++++ LISTED RECORDS ++++

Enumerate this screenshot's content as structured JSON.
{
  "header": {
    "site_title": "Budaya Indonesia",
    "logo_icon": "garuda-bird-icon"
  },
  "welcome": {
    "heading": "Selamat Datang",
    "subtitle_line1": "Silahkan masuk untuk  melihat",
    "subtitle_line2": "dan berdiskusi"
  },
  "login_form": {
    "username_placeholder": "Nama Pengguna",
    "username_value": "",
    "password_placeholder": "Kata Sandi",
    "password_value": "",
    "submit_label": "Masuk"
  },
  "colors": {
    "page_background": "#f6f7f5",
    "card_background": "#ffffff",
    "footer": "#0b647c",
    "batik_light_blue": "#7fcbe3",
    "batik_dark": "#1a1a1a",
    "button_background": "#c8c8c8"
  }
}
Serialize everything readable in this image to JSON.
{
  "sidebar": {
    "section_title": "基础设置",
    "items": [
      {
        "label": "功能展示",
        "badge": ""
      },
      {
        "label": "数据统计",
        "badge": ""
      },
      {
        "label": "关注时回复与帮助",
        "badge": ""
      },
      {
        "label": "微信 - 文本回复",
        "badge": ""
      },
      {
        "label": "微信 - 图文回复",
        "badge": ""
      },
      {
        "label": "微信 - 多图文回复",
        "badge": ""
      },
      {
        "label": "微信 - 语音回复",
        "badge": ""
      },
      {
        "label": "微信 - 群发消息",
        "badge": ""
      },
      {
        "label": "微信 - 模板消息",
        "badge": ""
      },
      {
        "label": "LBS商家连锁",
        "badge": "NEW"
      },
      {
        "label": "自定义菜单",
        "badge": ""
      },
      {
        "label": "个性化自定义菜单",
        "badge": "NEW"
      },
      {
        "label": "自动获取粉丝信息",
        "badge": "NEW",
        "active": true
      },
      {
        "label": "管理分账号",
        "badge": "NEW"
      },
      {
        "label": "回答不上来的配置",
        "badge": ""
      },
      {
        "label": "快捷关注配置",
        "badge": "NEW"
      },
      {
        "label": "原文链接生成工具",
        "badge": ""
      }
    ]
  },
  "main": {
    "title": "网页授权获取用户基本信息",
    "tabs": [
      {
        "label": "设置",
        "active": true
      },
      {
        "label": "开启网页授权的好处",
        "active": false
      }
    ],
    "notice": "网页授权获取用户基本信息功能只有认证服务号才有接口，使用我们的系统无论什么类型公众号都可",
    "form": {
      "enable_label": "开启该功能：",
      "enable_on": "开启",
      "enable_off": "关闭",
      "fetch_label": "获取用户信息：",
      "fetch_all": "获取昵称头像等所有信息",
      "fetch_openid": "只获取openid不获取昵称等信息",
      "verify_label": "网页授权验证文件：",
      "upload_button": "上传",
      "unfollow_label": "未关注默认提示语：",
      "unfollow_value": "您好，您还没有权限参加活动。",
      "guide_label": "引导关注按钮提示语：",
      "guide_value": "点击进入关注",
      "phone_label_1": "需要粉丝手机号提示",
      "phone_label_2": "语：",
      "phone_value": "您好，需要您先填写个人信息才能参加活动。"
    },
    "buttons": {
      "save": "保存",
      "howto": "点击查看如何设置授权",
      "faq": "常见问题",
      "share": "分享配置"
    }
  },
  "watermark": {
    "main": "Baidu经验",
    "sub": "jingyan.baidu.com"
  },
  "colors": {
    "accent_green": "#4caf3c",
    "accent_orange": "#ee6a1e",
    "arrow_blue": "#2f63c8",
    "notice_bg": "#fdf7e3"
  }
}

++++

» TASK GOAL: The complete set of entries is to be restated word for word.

» ANSWER FOR THIS EXERCISE:
Enumerate this screenshot's content as structured JSON.
{
  "header": {
    "site_title": "Budaya Indonesia",
    "logo_icon": "garuda-bird-icon"
  },
  "welcome": {
    "heading": "Selamat Datang",
    "subtitle_line1": "Silahkan masuk untuk  melihat",
    "subtitle_line2": "dan berdiskusi"
  },
  "login_form": {
    "username_placeholder": "Nama Pengguna",
    "username_value": "",
    "password_placeholder": "Kata Sandi",
    "password_value": "",
    "submit_label": "Masuk"
  },
  "colors": {
    "page_background": "#f6f7f5",
    "card_background": "#ffffff",
    "footer": "#0b647c",
    "batik_light_blue": "#7fcbe3",
    "batik_dark": "#1a1a1a",
    "button_background": "#c8c8c8"
  }
}
Serialize everything readable in this image to JSON.
{
  "sidebar": {
    "section_title": "基础设置",
    "items": [
      {
        "label": "功能展示",
        "badge": ""
      },
      {
        "label": "数据统计",
        "badge": ""
      },
      {
        "label": "关注时回复与帮助",
        "badge": ""
      },
      {
        "label": "微信 - 文本回复",
        "badge": ""
      },
      {
        "label": "微信 - 图文回复",
        "badge": ""
      },
      {
        "label": "微信 - 多图文回复",
        "badge": ""
      },
      {
        "label": "微信 - 语音回复",
        "badge": ""
      },
      {
        "label": "微信 - 群发消息",
        "badge": ""
      },
      {
        "label": "微信 - 模板消息",
        "badge": ""
      },
      {
        "label": "LBS商家连锁",
        "badge": "NEW"
      },
      {
        "label": "自定义菜单",
        "badge": ""
      },
      {
        "label": "个性化自定义菜单",
        "badge": "NEW"
      },
      {
        "label": "自动获取粉丝信息",
        "badge": "NEW",
        "active": true
      },
      {
        "label": "管理分账号",
        "badge": "NEW"
      },
      {
        "label": "回答不上来的配置",
        "badge": ""
      },
      {
        "label": "快捷关注配置",
        "badge": "NEW"
      },
      {
        "label": "原文链接生成工具",
        "badge": ""
      }
    ]
  },
  "main": {
    "title": "网页授权获取用户基本信息",
    "tabs": [
      {
        "label": "设置",
        "active": true
      },
      {
        "label": "开启网页授权的好处",
        "active": false
      }
    ],
    "notice": "网页授权获取用户基本信息功能只有认证服务号才有接口，使用我们的系统无论什么类型公众号都可",
    "form": {
      "enable_label": "开启该功能：",
      "enable_on": "开启",
      "enable_off": "关闭",
      "fetch_label": "获取用户信息：",
      "fetch_all": "获取昵称头像等所有信息",
      "fetch_openid": "只获取openid不获取昵称等信息",
      "verify_label": "网页授权验证文件：",
      "upload_button": "上传",
      "unfollow_label": "未关注默认提示语：",
      "unfollow_value": "您好，您还没有权限参加活动。",
      "guide_label": "引导关注按钮提示语：",
      "guide_value": "点击进入关注",
      "phone_label_1": "需要粉丝手机号提示",
      "phone_label_2": "语：",
      "phone_value": "您好，需要您先填写个人信息才能参加活动。"
    },
    "buttons": {
      "save": "保存",
      "howto": "点击查看如何设置授权",
      "faq": "常见问题",
      "share": "分享配置"
    }
  },
  "watermark": {
    "main": "Baidu经验",
    "sub": "jingyan.baidu.com"
  },
  "colors": {
    "accent_green": "#4caf3c",
    "accent_orange": "#ee6a1e",
    "arrow_blue": "#2f63c8",
    "notice_bg": "#fdf7e3"
  }
}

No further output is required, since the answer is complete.